> ABOUT THIS TASK
From the first line to the last, return the data exactly, with no pictures.

══ DATASET CONTENT ══

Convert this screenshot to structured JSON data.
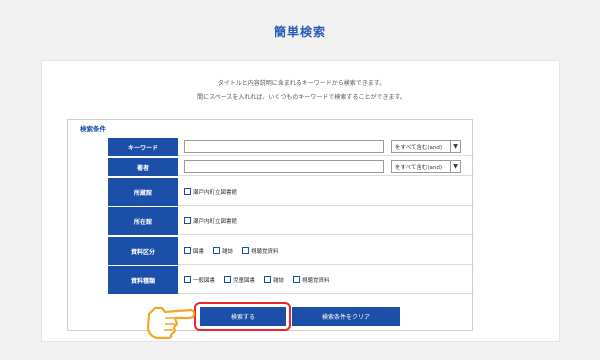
{
  "header": {
    "title": "簡単検索"
  },
  "description": {
    "line1": "タイトルと内容説明に含まれるキーワードから検索できます。",
    "line2": "間にスペースを入れれば、いくつものキーワードで検索することができます。"
  },
  "section_title": "検索条件",
  "fields": {
    "keyword": {
      "label": "キーワード",
      "value": "",
      "select": "をすべて含む(and)"
    },
    "author": {
      "label": "著者",
      "value": "",
      "select": "をすべて含む(and)"
    },
    "holding": {
      "label": "所蔵館",
      "options": [
        "瀬戸内町立図書館"
      ]
    },
    "location": {
      "label": "所在館",
      "options": [
        "瀬戸内町立図書館"
      ]
    },
    "material_type": {
      "label": "資料区分",
      "options": [
        "図書",
        "雑誌",
        "視聴覚資料"
      ]
    },
    "material_kind": {
      "label": "資料種類",
      "options": [
        "一般図書",
        "児童図書",
        "雑誌",
        "視聴覚資料"
      ]
    }
  },
  "buttons": {
    "search": "検索する",
    "clear": "検索条件をクリア"
  },
  "colors": {
    "primary": "#1b4fa8",
    "highlight": "#e8262d",
    "hand": "#f5a623"
  }
}
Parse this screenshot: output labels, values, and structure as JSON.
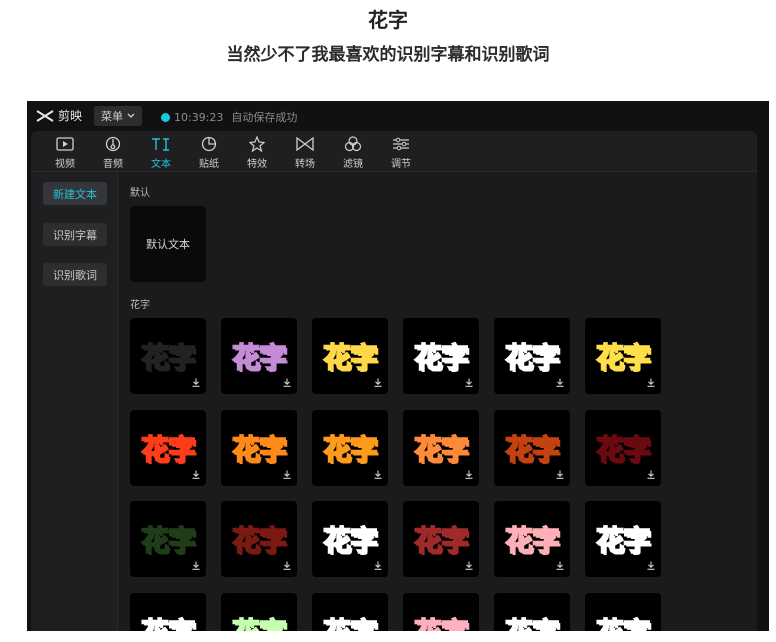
{
  "header": {
    "title": "花字",
    "subtitle": "当然少不了我最喜欢的识别字幕和识别歌词"
  },
  "app": {
    "name": "剪映",
    "menu_label": "菜单",
    "status_time": "10:39:23",
    "status_text": "自动保存成功",
    "accent_color": "#29c2d4"
  },
  "toolbar": {
    "items": [
      {
        "label": "视频",
        "icon": "video-icon",
        "active": false
      },
      {
        "label": "音频",
        "icon": "audio-icon",
        "active": false
      },
      {
        "label": "文本",
        "icon": "text-icon",
        "active": true
      },
      {
        "label": "贴纸",
        "icon": "sticker-icon",
        "active": false
      },
      {
        "label": "特效",
        "icon": "effects-icon",
        "active": false
      },
      {
        "label": "转场",
        "icon": "transition-icon",
        "active": false
      },
      {
        "label": "滤镜",
        "icon": "filter-icon",
        "active": false
      },
      {
        "label": "调节",
        "icon": "adjust-icon",
        "active": false
      }
    ]
  },
  "sidebar": {
    "items": [
      {
        "label": "新建文本",
        "active": true
      },
      {
        "label": "识别字幕",
        "active": false
      },
      {
        "label": "识别歌词",
        "active": false
      }
    ]
  },
  "content": {
    "default_section_label": "默认",
    "default_tile_label": "默认文本",
    "fancy_section_label": "花字",
    "fancy_tile_text": "花字",
    "download_icon": "download-icon",
    "fancy_styles": [
      {
        "fill": "#ffffff",
        "stroke": "#222222"
      },
      {
        "fill": "#ffd6f0",
        "stroke": "#c68bd6"
      },
      {
        "fill": "#ff5a1f",
        "stroke": "#ffd84a"
      },
      {
        "fill": "#ff2a2a",
        "stroke": "#ffffff"
      },
      {
        "fill": "#ff8c8c",
        "stroke": "#ffffff"
      },
      {
        "fill": "#ff6a1a",
        "stroke": "#ffe04a"
      },
      {
        "fill": "#ffe81a",
        "stroke": "#ff3c1a"
      },
      {
        "fill": "#ff2a1a",
        "stroke": "#ff8a1a"
      },
      {
        "fill": "#ffcc22",
        "stroke": "#ff9a1a"
      },
      {
        "fill": "#ff5a2a",
        "stroke": "#ff8a3a"
      },
      {
        "fill": "#ff7a1a",
        "stroke": "#c4420f"
      },
      {
        "fill": "#e0182a",
        "stroke": "#6a0a10"
      },
      {
        "fill": "#5aa846",
        "stroke": "#1f3d18"
      },
      {
        "fill": "#ff4a3a",
        "stroke": "#7a1a12"
      },
      {
        "fill": "#9ecbff",
        "stroke": "#ffffff"
      },
      {
        "fill": "#ff9aa0",
        "stroke": "#a02a2a"
      },
      {
        "fill": "#b8323c",
        "stroke": "#ffb0b6"
      },
      {
        "fill": "#2c8a3e",
        "stroke": "#ffffff"
      },
      {
        "fill": "#f3b0c8",
        "stroke": "#ffffff"
      },
      {
        "fill": "#ffffff",
        "stroke": "#c7ffb0"
      },
      {
        "fill": "#dfff9a",
        "stroke": "#ffffff"
      },
      {
        "fill": "#ffffff",
        "stroke": "#ffb0c0"
      },
      {
        "fill": "#c7b6ff",
        "stroke": "#ffffff"
      },
      {
        "fill": "#f0d27a",
        "stroke": "#ffffff"
      }
    ]
  }
}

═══

> YOUR RESPONSE
Convert this screenshot to structured JSON data.
{
  "header": {
    "title": "簡単検索"
  },
  "description": {
    "line1": "タイトルと内容説明に含まれるキーワードから検索できます。",
    "line2": "間にスペースを入れれば、いくつものキーワードで検索することができます。"
  },
  "section_title": "検索条件",
  "fields": {
    "keyword": {
      "label": "キーワード",
      "value": "",
      "select": "をすべて含む(and)"
    },
    "author": {
      "label": "著者",
      "value": "",
      "select": "をすべて含む(and)"
    },
    "holding": {
      "label": "所蔵館",
      "options": [
        "瀬戸内町立図書館"
      ]
    },
    "location": {
      "label": "所在館",
      "options": [
        "瀬戸内町立図書館"
      ]
    },
    "material_type": {
      "label": "資料区分",
      "options": [
        "図書",
        "雑誌",
        "視聴覚資料"
      ]
    },
    "material_kind": {
      "label": "資料種類",
      "options": [
        "一般図書",
        "児童図書",
        "雑誌",
        "視聴覚資料"
      ]
    }
  },
  "buttons": {
    "search": "検索する",
    "clear": "検索条件をクリア"
  },
  "colors": {
    "primary": "#1b4fa8",
    "highlight": "#e8262d",
    "hand": "#f5a623"
  }
}
Parse this screenshot: output labels, values, and structure as JSON.
{
  "header": {
    "title": "花字",
    "subtitle": "当然少不了我最喜欢的识别字幕和识别歌词"
  },
  "app": {
    "name": "剪映",
    "menu_label": "菜单",
    "status_time": "10:39:23",
    "status_text": "自动保存成功",
    "accent_color": "#29c2d4"
  },
  "toolbar": {
    "items": [
      {
        "label": "视频",
        "icon": "video-icon",
        "active": false
      },
      {
        "label": "音频",
        "icon": "audio-icon",
        "active": false
      },
      {
        "label": "文本",
        "icon": "text-icon",
        "active": true
      },
      {
        "label": "贴纸",
        "icon": "sticker-icon",
        "active": false
      },
      {
        "label": "特效",
        "icon": "effects-icon",
        "active": false
      },
      {
        "label": "转场",
        "icon": "transition-icon",
        "active": false
      },
      {
        "label": "滤镜",
        "icon": "filter-icon",
        "active": false
      },
      {
        "label": "调节",
        "icon": "adjust-icon",
        "active": false
      }
    ]
  },
  "sidebar": {
    "items": [
      {
        "label": "新建文本",
        "active": true
      },
      {
        "label": "识别字幕",
        "active": false
      },
      {
        "label": "识别歌词",
        "active": false
      }
    ]
  },
  "content": {
    "default_section_label": "默认",
    "default_tile_label": "默认文本",
    "fancy_section_label": "花字",
    "fancy_tile_text": "花字",
    "download_icon": "download-icon",
    "fancy_styles": [
      {
        "fill": "#ffffff",
        "stroke": "#222222"
      },
      {
        "fill": "#ffd6f0",
        "stroke": "#c68bd6"
      },
      {
        "fill": "#ff5a1f",
        "stroke": "#ffd84a"
      },
      {
        "fill": "#ff2a2a",
        "stroke": "#ffffff"
      },
      {
        "fill": "#ff8c8c",
        "stroke": "#ffffff"
      },
      {
        "fill": "#ff6a1a",
        "stroke": "#ffe04a"
      },
      {
        "fill": "#ffe81a",
        "stroke": "#ff3c1a"
      },
      {
        "fill": "#ff2a1a",
        "stroke": "#ff8a1a"
      },
      {
        "fill": "#ffcc22",
        "stroke": "#ff9a1a"
      },
      {
        "fill": "#ff5a2a",
        "stroke": "#ff8a3a"
      },
      {
        "fill": "#ff7a1a",
        "stroke": "#c4420f"
      },
      {
        "fill": "#e0182a",
        "stroke": "#6a0a10"
      },
      {
        "fill": "#5aa846",
        "stroke": "#1f3d18"
      },
      {
        "fill": "#ff4a3a",
        "stroke": "#7a1a12"
      },
      {
        "fill": "#9ecbff",
        "stroke": "#ffffff"
      },
      {
        "fill": "#ff9aa0",
        "stroke": "#a02a2a"
      },
      {
        "fill": "#b8323c",
        "stroke": "#ffb0b6"
      },
      {
        "fill": "#2c8a3e",
        "stroke": "#ffffff"
      },
      {
        "fill": "#f3b0c8",
        "stroke": "#ffffff"
      },
      {
        "fill": "#ffffff",
        "stroke": "#c7ffb0"
      },
      {
        "fill": "#dfff9a",
        "stroke": "#ffffff"
      },
      {
        "fill": "#ffffff",
        "stroke": "#ffb0c0"
      },
      {
        "fill": "#c7b6ff",
        "stroke": "#ffffff"
      },
      {
        "fill": "#f0d27a",
        "stroke": "#ffffff"
      }
    ]
  }
}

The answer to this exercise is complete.